‘The Dry’ Review: Eric Bana Returns to Aussie Features in a Rattling Good Mystery-Thriller


A country town with plenty of secrets and a city cop with a troubled past are the ingredients of a gripping yarn directed by Robert Connolly.


The barren earth surrounding a drought-stricken Aussie town provides fertile ground for mystery, suspense and punchy emotional drama in “The Dry.” This enthralling adaptation of Jane Harper’s international bestseller stars a spot-on Eric Bana as a city detective whose investigation of an apparent murder-suicide in his hometown triggers renewed suspicion about his involvement in a mysterious death that’s haunted the community for two decades. Expertly directed and co-written by respected filmmaker Robert Connolly (“Balibo,” “Paper Planes”), “The Dry” has all the character intrigue, clever plot twists and red herrings to keep viewers guessing. It should become a sizeable summer hit when released in local cinemas on Jan. 1. Broad international streaming exposure is assured.

Headlining his first Aussie feature since 2007’s “Romulus, My Father,” Bana is perfectly cast as Federal Agent Aaron Falk. A dedicated detective based in Melbourne, Aaron hasn’t set foot in hometown Kiewarra since departing abruptly following the still-unsolved death of high school friend Ellie Deacon (BeBe Bettencourt) some 20 years ago. The once-thriving rural town is now an economically distressed and socially damaged dustbowl that’s been in drought for a decade and hasn’t seen a drop of rain in 324 days.

Aaron’s drawn back to Kiewarra by the death of another childhood friend. It seems that Luke Hadler killed his wife and child before turning the gun on himself. The scenario is accepted by almost everyone in town and will strike a somber chord with local audiences in light of similar real-life tragedies in drought-devastated parts of Australia in recent times.

Determined to leave immediately following the funeral, Aaron’s convinced to stay when Luke’s distraught parents, Barb and Gerry (Julia Blake, Bruce Spence), implore him to examine aspects of the case that may clear their son’s name. After looking at Luke’s financial records and talking to honest but inexperienced local cop Greg Raco (Keir O’Donnell), Aaron gets the feeling that things may not be as clear-cut as they appear. Another reason to stay is re-connecting with Gretchen (Genevieve O’Reilly, excellent), the fourth member of Aaron’s tight-knit teenage friendship group and now a single mother with a checkered past.

The plot crackles along nicely with Aaron asking questions and uncovering dark secrets that suggest several townsfolk had the motive and means to commit murder. Already a juicy whodunit with a gallery of plausible suspects, “The Dry” acquires another layer of intrigue when Ellie’s embittered father Mal (William Zappa) and her spiteful cousin Grant (Matt Nable) ignite long-simmering community suspicion that Aaron killed Ellie all those years ago.

Artfully woven into the central story by editing aces Nick Meyers (“Sweet Country”) and Alexandre de Franceschi (“Lion”) are flashbacks to teenage Aaron’s (Joe Klocek) relationships with his domineering, alpha-male buddy Luke (Sam Corlett), sensitive soul Gretchen (Claude Scott-Mitchell) and the troubled Ellie.

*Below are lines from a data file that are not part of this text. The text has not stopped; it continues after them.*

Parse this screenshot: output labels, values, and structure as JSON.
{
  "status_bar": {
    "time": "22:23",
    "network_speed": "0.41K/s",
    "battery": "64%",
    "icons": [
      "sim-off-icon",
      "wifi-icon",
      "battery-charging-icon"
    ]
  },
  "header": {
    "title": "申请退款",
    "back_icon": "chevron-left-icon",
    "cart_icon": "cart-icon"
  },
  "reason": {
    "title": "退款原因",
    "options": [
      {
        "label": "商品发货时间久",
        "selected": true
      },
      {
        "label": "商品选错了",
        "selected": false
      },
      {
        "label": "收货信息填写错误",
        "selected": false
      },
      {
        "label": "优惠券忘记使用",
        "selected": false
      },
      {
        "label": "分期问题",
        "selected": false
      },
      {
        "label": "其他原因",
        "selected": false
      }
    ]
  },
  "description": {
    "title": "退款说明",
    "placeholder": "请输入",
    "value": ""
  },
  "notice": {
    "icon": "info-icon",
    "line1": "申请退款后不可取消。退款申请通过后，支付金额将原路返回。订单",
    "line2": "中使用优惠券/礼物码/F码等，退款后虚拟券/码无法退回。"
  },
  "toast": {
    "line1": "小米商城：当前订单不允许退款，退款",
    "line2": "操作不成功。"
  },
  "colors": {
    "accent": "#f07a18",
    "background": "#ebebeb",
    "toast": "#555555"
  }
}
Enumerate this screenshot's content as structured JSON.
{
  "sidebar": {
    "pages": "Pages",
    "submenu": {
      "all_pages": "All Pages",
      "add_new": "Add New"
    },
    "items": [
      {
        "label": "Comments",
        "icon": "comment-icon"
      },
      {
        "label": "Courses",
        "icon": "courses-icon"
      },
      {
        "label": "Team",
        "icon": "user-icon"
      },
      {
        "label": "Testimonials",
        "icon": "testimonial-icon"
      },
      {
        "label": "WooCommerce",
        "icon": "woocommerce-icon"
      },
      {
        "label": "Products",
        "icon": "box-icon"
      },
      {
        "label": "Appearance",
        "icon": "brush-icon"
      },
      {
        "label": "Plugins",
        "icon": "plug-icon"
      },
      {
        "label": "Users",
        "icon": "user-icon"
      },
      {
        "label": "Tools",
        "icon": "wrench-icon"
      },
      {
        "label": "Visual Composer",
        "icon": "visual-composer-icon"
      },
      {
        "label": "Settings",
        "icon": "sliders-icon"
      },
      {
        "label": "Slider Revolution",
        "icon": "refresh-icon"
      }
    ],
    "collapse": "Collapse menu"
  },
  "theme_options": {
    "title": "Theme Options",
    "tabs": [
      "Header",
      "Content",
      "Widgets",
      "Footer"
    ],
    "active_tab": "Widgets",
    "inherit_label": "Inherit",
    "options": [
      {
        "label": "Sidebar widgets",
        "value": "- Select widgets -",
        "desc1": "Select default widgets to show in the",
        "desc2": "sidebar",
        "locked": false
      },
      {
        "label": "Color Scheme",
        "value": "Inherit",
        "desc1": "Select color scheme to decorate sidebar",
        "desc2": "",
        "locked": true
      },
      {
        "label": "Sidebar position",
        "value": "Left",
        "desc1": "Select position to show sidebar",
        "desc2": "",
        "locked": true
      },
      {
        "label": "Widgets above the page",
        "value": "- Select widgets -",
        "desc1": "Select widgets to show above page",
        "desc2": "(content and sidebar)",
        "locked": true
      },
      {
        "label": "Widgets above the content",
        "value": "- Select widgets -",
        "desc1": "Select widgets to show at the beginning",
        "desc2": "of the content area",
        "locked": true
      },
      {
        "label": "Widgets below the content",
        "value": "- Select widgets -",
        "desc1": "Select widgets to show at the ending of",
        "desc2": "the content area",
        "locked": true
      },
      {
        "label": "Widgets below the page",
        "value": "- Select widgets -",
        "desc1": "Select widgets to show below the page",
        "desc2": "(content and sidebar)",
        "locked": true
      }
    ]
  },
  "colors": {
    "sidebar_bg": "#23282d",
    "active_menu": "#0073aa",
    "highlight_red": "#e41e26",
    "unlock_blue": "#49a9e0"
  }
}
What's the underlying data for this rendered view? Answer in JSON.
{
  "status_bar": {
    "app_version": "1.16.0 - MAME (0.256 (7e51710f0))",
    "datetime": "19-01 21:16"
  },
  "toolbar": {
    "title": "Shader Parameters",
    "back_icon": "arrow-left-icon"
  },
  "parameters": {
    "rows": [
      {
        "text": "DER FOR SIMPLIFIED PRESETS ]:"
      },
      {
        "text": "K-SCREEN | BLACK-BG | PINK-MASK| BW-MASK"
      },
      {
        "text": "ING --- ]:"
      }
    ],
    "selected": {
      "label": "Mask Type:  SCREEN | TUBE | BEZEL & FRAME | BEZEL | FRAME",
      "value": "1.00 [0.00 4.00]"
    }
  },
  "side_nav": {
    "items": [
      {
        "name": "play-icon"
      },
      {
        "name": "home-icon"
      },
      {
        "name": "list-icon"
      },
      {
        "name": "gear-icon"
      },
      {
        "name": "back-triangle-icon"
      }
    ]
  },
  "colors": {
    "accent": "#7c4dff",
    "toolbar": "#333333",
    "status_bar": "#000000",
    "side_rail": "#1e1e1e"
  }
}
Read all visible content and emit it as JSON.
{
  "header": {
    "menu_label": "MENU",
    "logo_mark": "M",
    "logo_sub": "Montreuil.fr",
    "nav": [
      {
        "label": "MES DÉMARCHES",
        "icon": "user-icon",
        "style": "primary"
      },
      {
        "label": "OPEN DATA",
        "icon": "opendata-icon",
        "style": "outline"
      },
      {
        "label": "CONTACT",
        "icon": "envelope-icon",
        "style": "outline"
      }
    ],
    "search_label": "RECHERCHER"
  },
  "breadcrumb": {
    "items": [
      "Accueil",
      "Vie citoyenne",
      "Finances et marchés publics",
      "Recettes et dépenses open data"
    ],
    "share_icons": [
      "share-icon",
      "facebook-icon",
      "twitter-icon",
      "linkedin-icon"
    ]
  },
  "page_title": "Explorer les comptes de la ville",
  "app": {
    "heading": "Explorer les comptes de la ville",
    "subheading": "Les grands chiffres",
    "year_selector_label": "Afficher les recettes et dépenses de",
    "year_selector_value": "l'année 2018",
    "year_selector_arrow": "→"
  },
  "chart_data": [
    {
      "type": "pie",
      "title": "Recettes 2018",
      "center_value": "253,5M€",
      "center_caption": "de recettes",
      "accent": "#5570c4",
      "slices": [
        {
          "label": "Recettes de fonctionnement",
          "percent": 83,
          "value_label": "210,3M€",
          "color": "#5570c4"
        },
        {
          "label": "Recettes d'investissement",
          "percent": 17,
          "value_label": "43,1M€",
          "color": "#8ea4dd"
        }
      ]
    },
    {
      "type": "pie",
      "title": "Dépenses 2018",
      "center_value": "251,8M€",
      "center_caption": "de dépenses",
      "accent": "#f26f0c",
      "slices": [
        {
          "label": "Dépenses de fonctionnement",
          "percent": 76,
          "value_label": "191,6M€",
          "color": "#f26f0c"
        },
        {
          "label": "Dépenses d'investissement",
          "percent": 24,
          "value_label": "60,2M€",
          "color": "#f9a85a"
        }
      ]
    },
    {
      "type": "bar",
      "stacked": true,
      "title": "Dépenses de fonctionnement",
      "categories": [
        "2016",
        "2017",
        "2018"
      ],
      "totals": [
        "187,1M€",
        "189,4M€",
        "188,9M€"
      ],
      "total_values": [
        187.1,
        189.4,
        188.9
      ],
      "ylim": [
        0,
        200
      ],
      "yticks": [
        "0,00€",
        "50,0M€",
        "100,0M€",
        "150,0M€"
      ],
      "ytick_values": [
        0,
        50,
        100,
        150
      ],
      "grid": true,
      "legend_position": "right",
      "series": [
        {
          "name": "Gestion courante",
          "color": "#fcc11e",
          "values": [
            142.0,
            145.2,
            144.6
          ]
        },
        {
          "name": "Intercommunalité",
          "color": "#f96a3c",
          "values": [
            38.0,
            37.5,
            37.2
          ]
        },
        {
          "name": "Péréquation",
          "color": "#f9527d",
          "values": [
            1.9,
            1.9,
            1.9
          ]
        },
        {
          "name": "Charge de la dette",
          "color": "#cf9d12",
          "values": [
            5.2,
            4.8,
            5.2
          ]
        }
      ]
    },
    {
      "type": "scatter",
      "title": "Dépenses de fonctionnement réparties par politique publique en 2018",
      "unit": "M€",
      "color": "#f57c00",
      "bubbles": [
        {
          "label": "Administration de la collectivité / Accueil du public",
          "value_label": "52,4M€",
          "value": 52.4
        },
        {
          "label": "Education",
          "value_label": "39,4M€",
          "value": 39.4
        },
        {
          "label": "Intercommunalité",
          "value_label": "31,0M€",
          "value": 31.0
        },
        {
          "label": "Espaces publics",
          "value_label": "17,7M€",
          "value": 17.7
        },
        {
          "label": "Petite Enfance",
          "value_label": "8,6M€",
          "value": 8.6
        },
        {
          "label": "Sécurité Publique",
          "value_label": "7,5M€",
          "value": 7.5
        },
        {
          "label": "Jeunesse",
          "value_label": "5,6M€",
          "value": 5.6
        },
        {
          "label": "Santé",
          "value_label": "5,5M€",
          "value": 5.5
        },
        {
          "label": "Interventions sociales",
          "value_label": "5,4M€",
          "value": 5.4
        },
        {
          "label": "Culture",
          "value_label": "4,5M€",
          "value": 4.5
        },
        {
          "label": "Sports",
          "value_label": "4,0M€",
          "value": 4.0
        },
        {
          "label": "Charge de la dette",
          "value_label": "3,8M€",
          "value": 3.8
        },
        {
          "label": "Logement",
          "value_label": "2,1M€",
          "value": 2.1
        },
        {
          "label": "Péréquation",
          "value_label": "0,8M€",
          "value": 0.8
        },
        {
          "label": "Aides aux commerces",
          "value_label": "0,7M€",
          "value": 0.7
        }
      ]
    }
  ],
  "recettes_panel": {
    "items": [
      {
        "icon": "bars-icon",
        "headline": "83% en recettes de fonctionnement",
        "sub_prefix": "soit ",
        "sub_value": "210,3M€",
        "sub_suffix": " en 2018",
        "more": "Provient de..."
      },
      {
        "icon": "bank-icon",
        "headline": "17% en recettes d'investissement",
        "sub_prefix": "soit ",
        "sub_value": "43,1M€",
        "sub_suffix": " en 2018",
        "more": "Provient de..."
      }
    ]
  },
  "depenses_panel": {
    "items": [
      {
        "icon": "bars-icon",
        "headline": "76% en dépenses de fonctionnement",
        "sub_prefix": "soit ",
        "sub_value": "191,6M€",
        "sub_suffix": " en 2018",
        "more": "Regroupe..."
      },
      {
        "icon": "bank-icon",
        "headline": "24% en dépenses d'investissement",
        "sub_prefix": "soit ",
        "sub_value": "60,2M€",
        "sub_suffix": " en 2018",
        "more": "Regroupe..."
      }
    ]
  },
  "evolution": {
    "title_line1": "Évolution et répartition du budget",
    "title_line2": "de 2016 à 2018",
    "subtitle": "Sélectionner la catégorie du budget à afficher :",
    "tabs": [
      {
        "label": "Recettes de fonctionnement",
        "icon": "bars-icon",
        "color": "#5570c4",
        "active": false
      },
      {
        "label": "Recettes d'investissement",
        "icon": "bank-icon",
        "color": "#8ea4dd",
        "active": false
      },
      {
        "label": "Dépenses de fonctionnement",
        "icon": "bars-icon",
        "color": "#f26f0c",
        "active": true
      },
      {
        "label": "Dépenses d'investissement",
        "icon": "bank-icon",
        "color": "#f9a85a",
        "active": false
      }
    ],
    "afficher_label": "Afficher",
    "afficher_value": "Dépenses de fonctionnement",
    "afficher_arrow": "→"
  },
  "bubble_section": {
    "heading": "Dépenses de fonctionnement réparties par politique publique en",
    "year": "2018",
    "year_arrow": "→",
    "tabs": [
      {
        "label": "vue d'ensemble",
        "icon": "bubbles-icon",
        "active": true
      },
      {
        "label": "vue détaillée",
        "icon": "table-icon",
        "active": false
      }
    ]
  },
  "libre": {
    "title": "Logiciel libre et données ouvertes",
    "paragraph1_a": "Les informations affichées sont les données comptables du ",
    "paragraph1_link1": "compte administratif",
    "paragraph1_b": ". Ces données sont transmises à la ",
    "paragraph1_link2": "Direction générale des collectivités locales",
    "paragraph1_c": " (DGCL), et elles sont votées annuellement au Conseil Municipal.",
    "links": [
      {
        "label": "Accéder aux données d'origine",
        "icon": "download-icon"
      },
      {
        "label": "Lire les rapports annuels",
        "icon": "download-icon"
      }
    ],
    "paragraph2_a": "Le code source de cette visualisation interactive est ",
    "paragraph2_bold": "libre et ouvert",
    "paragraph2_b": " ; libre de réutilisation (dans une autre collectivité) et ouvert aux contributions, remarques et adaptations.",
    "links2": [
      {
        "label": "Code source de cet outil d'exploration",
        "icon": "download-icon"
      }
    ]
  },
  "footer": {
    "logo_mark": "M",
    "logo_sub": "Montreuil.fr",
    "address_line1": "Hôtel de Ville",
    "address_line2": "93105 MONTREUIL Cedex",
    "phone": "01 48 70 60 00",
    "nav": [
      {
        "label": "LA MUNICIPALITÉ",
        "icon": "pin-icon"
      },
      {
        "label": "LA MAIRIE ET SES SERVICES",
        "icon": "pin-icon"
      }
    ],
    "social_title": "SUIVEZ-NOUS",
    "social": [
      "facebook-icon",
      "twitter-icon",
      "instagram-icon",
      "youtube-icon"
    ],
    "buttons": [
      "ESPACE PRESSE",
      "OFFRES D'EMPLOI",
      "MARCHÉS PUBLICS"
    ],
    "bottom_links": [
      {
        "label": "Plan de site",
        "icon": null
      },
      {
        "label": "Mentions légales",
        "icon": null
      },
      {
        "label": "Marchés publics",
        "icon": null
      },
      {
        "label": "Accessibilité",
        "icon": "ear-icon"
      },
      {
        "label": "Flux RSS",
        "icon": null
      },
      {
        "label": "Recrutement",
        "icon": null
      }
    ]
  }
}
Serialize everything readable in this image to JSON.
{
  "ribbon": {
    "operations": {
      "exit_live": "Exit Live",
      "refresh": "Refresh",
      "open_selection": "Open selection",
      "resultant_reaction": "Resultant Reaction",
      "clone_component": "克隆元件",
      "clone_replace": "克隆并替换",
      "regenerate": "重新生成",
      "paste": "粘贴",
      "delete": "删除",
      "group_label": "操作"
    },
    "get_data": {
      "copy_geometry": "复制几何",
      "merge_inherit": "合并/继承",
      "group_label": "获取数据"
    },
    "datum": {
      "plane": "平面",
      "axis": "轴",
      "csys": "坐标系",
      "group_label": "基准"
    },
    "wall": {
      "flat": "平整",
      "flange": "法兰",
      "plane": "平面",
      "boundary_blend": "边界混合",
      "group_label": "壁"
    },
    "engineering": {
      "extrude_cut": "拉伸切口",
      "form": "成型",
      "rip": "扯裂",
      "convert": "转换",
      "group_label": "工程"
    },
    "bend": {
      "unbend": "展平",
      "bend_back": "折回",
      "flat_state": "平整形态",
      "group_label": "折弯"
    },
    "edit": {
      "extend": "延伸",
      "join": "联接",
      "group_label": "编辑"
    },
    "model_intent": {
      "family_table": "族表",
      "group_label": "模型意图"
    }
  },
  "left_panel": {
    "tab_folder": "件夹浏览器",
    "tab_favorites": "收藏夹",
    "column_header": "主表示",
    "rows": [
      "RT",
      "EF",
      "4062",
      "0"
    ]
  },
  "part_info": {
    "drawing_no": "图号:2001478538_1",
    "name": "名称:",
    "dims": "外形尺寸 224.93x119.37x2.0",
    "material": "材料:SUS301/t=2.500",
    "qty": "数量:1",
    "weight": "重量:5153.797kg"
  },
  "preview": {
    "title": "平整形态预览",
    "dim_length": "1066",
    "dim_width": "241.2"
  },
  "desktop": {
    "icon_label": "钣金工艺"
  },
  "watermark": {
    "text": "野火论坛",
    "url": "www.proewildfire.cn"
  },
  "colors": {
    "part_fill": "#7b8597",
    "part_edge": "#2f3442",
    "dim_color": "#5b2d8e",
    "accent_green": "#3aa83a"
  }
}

With a grainy picture quality resembling 16mm-to-35mm film blow-ups from yesteryear, these sequences deliver powerful emotion and simmering tension as divided loyalties come into play in the lead-up to Ellie’s tragic fate.

Bana anchors the smartly written drama wonderfully well. Imbuing his steely, no-nonsense character with just the right amount of insecurity and introspection, Bana ensures that audiences will be glued to everything Aaron Falk does and says. A uniformly splendid cast includes James Frecheville (“Animal Kingdom”) as evasive young farmer Jamie Sullivan, and Aussie actor-turned director John Polson (on screen for the first time since “Mission: Impossible 2”) as school principal Scott Whitlam.

As with Harper’s novel, the contradictory nature of Aussies embracing romantic visions of their vast continent while holding deep fears of its dry interior is never far from the surface here. Cinematographer Stefan Duscio (“The Invisible Man”) captures this conflict with stark widescreen images of Kiewarra’s arid brown present and its lush green past. The town’s declining fortunes and the weight upon Aaron’s shoulders is memorably visualized in scenes of him walking in the dry, cavernous bed of the once-magnificent river he swam in joyfully as a youth with Luke, Gretchen and Ellie.